Covid-19 has airport executives living through the most challenging times in their business lifetimes. A lot has changed and there is need to think out new strategy. This will involve new ways of operating and new ways of surviving.
A scan of the environment and trying to understand where the customer stands will call up some issues: Shut downs of economic activity have put consumer finances under pressure as a result of uncertainty and unemployment. Those privileged to still remain in employment are likely to have more people to support who have lost out in the job market. Despite the violations of various health measures usually by those from low income households, the middle and upper income households are well informed, conscious of health risks and are likely to have known someone who has contacted the corona virus. These are the groups from where African air travel passengers come from – middle to high income households.
Various health measures put in place at airports could be a source of stress to some customers. There have been reports of some very important personalities violating these new measures namely, face masks, social distancing, temperature checks, sanitizing hands and lugagges as well as queuing.
Efforts are being made to digitize the customer journey and so reduce the human interactions that are a health concern. But there are risks of going online. This therefore calls up the need to step up efforts in cybersecurity. The European Aviation Safety Agency (EASA) is quoted in the Airport Cybersecurity Report by PA Consulting (paconsulting.com) as saying that there are 1000 cybersecurity attacks on aviation systems each month.
All these point to the need for airports to reimagine the customer experience. Safety in this Covid-19 era is the new customer experience. Now what should be done?
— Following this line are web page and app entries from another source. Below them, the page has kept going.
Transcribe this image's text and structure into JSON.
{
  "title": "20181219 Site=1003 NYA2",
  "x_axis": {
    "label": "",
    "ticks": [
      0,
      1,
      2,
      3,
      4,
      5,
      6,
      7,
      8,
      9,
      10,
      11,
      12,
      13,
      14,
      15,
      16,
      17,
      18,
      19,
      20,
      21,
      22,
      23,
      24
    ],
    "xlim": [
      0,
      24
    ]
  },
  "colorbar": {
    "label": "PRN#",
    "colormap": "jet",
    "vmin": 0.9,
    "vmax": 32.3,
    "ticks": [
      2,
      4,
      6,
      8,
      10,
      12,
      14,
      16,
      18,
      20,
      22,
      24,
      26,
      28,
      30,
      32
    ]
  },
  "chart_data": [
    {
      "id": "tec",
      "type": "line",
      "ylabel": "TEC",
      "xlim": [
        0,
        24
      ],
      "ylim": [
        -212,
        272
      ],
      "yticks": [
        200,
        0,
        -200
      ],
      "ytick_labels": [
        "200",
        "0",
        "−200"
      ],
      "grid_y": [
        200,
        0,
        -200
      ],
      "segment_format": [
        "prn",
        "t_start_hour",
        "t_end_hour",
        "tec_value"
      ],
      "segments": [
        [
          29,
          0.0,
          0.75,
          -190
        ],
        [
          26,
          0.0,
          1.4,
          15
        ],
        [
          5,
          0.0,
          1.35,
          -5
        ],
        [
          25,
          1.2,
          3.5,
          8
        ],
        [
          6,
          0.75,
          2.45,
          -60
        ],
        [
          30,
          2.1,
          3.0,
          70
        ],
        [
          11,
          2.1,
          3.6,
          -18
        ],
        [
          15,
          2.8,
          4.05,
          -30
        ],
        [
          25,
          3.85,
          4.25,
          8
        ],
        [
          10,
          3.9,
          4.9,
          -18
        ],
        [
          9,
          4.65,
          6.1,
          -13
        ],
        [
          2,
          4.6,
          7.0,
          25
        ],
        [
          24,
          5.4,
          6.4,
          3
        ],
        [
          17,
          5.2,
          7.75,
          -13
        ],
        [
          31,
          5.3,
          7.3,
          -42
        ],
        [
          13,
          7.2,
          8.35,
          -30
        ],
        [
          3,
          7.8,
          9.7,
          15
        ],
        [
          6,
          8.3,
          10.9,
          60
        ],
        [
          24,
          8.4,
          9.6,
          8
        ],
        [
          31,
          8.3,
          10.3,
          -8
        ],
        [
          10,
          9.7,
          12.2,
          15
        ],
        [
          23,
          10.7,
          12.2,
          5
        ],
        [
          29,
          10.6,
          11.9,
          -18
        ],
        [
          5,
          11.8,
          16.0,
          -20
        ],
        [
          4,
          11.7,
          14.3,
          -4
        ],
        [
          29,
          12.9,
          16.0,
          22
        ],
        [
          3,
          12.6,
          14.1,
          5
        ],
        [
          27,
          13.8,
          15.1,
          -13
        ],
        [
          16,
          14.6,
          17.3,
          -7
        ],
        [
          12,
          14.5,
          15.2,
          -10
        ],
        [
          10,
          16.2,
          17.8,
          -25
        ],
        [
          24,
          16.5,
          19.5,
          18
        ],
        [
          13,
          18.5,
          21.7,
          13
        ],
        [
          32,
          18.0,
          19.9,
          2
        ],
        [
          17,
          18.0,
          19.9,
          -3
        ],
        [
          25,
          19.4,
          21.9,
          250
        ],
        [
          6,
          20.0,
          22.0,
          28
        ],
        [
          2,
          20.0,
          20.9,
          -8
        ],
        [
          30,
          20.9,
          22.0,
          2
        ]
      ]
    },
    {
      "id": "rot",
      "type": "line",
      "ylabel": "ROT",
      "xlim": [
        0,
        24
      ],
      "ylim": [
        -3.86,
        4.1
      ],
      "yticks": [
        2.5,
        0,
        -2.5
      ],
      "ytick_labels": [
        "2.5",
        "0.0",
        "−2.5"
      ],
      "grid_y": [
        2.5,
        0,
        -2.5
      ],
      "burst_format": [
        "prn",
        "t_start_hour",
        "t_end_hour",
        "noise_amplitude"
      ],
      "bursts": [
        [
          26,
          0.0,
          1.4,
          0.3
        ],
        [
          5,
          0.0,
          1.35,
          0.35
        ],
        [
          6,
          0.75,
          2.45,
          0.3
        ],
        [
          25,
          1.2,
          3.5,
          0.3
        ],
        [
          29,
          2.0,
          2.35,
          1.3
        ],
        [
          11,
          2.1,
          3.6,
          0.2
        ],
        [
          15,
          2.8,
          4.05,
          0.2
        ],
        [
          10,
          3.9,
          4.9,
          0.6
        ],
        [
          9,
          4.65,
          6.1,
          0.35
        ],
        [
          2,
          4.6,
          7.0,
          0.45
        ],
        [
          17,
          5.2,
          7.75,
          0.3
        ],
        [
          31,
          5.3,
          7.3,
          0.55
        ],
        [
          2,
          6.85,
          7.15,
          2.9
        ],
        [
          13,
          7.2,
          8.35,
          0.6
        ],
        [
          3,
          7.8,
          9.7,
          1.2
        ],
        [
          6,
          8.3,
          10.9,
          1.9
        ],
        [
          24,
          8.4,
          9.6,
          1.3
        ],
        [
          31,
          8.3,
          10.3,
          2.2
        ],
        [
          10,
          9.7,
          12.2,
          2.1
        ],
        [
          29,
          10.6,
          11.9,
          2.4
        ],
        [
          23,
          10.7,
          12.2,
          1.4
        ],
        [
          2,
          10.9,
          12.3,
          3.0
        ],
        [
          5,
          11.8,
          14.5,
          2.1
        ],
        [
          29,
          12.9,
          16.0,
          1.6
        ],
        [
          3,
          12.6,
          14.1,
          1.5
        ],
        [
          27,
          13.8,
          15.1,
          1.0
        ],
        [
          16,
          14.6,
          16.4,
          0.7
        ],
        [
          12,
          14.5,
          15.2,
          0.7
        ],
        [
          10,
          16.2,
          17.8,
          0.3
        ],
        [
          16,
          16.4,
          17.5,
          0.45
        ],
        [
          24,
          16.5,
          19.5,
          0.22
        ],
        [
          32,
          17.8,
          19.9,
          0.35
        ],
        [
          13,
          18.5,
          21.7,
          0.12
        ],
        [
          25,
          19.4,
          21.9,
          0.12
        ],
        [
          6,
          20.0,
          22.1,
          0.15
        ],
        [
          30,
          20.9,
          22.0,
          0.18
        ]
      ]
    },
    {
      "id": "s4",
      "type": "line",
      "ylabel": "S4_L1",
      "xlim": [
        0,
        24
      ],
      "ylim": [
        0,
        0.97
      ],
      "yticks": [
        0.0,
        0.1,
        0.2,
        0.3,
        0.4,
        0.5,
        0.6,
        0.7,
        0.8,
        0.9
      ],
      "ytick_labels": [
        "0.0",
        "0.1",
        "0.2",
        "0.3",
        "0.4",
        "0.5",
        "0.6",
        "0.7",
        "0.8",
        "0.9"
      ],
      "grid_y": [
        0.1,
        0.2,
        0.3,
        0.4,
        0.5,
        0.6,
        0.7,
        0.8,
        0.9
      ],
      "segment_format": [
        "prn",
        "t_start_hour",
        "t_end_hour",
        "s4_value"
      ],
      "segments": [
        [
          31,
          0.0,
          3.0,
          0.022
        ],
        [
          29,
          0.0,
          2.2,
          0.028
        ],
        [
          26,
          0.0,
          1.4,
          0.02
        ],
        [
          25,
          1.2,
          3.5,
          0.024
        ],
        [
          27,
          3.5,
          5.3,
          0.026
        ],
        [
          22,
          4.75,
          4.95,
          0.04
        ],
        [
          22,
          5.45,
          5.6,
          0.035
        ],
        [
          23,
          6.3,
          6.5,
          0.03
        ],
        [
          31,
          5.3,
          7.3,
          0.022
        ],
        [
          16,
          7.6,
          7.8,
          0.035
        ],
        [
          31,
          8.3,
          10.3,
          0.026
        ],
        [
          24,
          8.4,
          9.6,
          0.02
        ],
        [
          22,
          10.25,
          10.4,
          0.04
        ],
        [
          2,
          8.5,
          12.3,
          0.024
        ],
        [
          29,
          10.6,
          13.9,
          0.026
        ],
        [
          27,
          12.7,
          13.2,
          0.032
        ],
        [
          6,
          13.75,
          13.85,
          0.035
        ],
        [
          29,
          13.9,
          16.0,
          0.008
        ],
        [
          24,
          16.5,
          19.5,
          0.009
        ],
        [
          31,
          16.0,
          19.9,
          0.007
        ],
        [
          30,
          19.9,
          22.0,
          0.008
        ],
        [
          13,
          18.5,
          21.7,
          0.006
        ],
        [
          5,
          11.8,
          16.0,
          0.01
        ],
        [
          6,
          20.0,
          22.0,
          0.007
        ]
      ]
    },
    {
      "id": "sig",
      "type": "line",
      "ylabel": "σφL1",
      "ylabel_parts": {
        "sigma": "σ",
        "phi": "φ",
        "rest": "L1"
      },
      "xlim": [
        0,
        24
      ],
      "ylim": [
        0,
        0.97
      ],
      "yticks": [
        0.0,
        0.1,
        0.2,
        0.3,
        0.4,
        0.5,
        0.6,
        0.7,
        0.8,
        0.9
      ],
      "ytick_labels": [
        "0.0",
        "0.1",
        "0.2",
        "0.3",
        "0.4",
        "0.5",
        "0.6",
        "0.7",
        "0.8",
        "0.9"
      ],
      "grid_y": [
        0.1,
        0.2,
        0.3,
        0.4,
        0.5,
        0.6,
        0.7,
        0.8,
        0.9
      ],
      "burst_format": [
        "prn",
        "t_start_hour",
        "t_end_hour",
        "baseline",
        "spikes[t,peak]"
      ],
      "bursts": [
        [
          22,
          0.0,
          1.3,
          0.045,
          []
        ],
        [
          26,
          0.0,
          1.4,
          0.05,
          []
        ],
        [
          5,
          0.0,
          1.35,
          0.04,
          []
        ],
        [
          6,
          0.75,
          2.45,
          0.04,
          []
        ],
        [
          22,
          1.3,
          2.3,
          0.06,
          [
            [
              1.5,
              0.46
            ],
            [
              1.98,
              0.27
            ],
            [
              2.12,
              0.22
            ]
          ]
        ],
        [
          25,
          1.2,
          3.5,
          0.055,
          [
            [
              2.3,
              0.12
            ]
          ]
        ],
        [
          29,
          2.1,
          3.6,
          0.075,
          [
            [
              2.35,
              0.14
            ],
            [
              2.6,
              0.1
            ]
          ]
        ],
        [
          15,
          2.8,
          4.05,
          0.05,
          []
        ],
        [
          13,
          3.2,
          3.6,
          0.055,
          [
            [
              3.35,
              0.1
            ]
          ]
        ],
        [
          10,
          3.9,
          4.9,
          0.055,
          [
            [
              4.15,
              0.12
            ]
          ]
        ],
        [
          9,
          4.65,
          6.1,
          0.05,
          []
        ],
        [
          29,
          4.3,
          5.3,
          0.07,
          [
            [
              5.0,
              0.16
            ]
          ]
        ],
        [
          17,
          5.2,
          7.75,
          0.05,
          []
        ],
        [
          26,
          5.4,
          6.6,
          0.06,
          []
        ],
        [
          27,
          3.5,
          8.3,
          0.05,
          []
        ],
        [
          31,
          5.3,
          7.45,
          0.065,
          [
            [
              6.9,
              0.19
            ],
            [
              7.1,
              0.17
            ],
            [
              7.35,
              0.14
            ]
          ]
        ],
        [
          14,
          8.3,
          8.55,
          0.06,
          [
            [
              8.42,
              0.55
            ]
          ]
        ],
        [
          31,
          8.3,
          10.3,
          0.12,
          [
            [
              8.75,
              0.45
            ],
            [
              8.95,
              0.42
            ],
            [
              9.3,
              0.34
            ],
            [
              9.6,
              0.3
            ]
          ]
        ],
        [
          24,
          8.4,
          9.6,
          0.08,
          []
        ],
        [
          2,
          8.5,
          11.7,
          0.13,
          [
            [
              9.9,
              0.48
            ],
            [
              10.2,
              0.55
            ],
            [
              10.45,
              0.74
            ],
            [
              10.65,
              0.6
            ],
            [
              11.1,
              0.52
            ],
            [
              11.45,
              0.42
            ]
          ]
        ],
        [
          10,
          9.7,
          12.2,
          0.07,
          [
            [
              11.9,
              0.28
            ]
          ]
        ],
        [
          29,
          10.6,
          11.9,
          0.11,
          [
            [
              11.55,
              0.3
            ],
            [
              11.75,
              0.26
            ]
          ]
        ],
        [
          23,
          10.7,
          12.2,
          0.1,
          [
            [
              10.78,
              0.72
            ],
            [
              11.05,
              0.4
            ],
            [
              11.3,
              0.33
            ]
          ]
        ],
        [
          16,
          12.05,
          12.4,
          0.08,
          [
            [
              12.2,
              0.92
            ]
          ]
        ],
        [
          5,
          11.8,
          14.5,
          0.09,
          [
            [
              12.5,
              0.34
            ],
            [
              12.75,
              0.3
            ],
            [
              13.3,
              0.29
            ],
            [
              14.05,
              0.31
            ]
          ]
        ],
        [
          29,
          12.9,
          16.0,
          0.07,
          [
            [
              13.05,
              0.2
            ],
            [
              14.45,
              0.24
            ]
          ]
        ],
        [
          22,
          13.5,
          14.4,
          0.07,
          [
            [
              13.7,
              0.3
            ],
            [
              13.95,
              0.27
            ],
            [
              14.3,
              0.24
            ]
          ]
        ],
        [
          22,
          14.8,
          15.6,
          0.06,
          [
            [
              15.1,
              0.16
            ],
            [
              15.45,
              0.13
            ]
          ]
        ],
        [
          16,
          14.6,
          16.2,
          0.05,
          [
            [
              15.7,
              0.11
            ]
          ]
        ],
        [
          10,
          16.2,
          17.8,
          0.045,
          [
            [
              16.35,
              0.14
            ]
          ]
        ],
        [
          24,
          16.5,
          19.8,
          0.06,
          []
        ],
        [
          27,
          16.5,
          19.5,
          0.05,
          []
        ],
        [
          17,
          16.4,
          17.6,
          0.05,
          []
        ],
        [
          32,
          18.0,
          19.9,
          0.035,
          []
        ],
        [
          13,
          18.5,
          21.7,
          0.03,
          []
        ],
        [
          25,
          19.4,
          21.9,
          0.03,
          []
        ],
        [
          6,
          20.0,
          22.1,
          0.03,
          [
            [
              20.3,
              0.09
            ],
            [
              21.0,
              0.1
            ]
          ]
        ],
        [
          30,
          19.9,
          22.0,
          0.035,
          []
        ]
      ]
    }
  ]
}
Reassure customers: Air travellers and visitors need reassurance that their concerns are addressed. Cleanliness in an airport is very germane. This is a source of customer confidence. Customers should be encouraged to wear masks. Free masks can be made available where customers do not have. All members of the airport community should wear masks. Clear signs are important. They reduce apprehension over infractions the customer may not be aware of while at the same time make the customer journey easier. Same applies to floor markings that encourage social distancing.
Ensure improved digitization and cybersecurity: Improving digitization will ensure that there are more options for contactless services that include boarding, payments among others. Retail services can also be seen online with fast service for click – and collect. The online customer journey should not leave the customer more confused. Cybersecurity should be enhanced to ensure a continued positive customer experience.
Think of new ways to serve customers: The fall out of Covid-19 is that businesses will now think of new ways to serve customers. The industry is restarting after shut downs. Corporate clients for instance have found virtual meetings a solution. Hubs are gradually being challenged by point- to – point services. Customer preferences and passenger personas will need to be revisited to enable understanding of the customers and how they can be best served.
Be flexible: As airports gradually restart, customer needs will be varied. Airports should position themselves to meet these needs of different customers, faster, better and more cost effectively. Performance measurement indices are not likely to be same as aviation recovers slowly. Unrealistic performance standards will dampen morale of managers who are already finding it tough and challenging coping with recovery.
So going forward, safety will be a top priority in the industry even beyond recovery. It is now uppermost in the minds of passengers and all members of the airport community.
EKELEM AIRHIHEN IS A CHARTERED ACCOUNTANT AND AIRPORT CUSTOMER EXPERIENCE SPECIALIST. HE CAN BE REACHED ON email@example.com